* _TASK STATEMENT_:
The records below are to be reproduced exactly, and no picture should appear in the copy.

* _PROVIDED ENTRIES_:
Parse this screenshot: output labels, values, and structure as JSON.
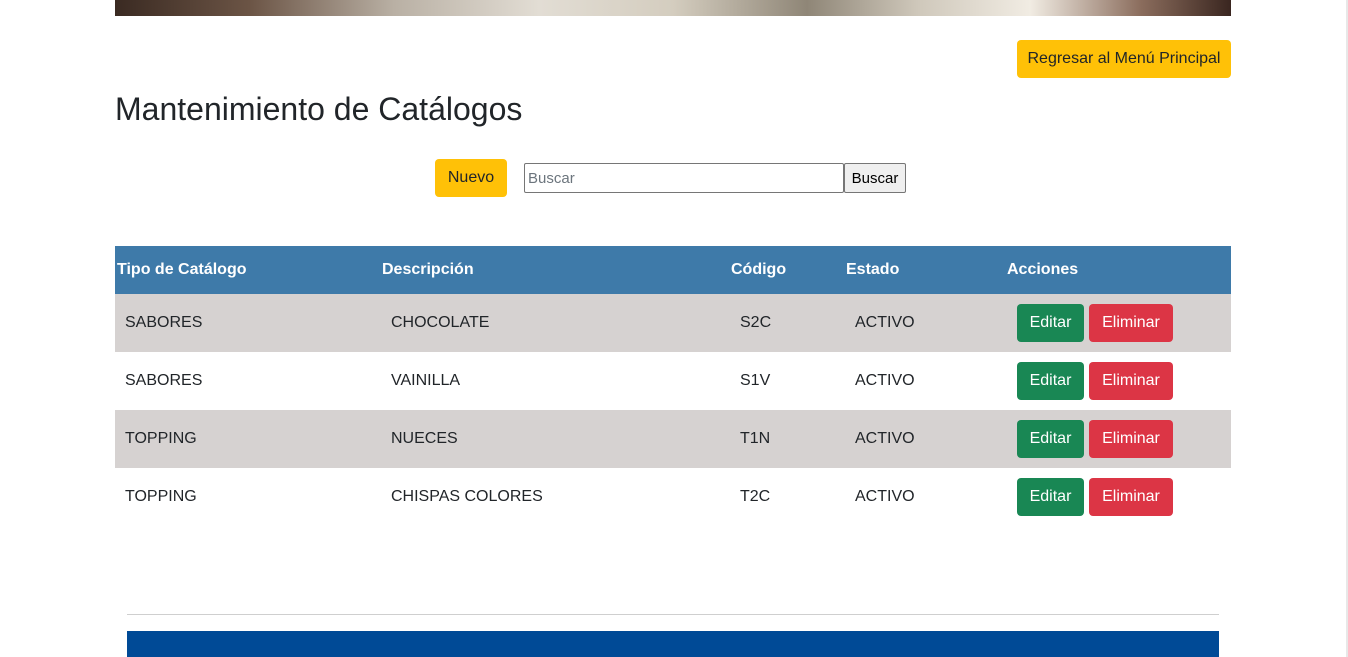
{
  "header": {
    "back_button_label": "Regresar al Menú Principal",
    "title": "Mantenimiento de Catálogos"
  },
  "toolbar": {
    "new_button_label": "Nuevo",
    "search_placeholder": "Buscar",
    "search_value": "",
    "search_button_label": "Buscar"
  },
  "table": {
    "columns": [
      "Tipo de Catálogo",
      "Descripción",
      "Código",
      "Estado",
      "Acciones"
    ],
    "rows": [
      {
        "tipo": "SABORES",
        "descripcion": "CHOCOLATE",
        "codigo": "S2C",
        "estado": "ACTIVO",
        "edit_label": "Editar",
        "delete_label": "Eliminar"
      },
      {
        "tipo": "SABORES",
        "descripcion": "VAINILLA",
        "codigo": "S1V",
        "estado": "ACTIVO",
        "edit_label": "Editar",
        "delete_label": "Eliminar"
      },
      {
        "tipo": "TOPPING",
        "descripcion": "NUECES",
        "codigo": "T1N",
        "estado": "ACTIVO",
        "edit_label": "Editar",
        "delete_label": "Eliminar"
      },
      {
        "tipo": "TOPPING",
        "descripcion": "CHISPAS COLORES",
        "codigo": "T2C",
        "estado": "ACTIVO",
        "edit_label": "Editar",
        "delete_label": "Eliminar"
      }
    ]
  },
  "colors": {
    "accent_yellow": "#ffc107",
    "table_header": "#3e7aa9",
    "row_shade": "#d6d2d1",
    "edit_green": "#198754",
    "delete_red": "#dc3545",
    "footer_blue": "#004a96"
  }
}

* _SOLUTION_:
Parse this screenshot: output labels, values, and structure as JSON.
{
  "header": {
    "back_button_label": "Regresar al Menú Principal",
    "title": "Mantenimiento de Catálogos"
  },
  "toolbar": {
    "new_button_label": "Nuevo",
    "search_placeholder": "Buscar",
    "search_value": "",
    "search_button_label": "Buscar"
  },
  "table": {
    "columns": [
      "Tipo de Catálogo",
      "Descripción",
      "Código",
      "Estado",
      "Acciones"
    ],
    "rows": [
      {
        "tipo": "SABORES",
        "descripcion": "CHOCOLATE",
        "codigo": "S2C",
        "estado": "ACTIVO",
        "edit_label": "Editar",
        "delete_label": "Eliminar"
      },
      {
        "tipo": "SABORES",
        "descripcion": "VAINILLA",
        "codigo": "S1V",
        "estado": "ACTIVO",
        "edit_label": "Editar",
        "delete_label": "Eliminar"
      },
      {
        "tipo": "TOPPING",
        "descripcion": "NUECES",
        "codigo": "T1N",
        "estado": "ACTIVO",
        "edit_label": "Editar",
        "delete_label": "Eliminar"
      },
      {
        "tipo": "TOPPING",
        "descripcion": "CHISPAS COLORES",
        "codigo": "T2C",
        "estado": "ACTIVO",
        "edit_label": "Editar",
        "delete_label": "Eliminar"
      }
    ]
  },
  "colors": {
    "accent_yellow": "#ffc107",
    "table_header": "#3e7aa9",
    "row_shade": "#d6d2d1",
    "edit_green": "#198754",
    "delete_red": "#dc3545",
    "footer_blue": "#004a96"
  }
}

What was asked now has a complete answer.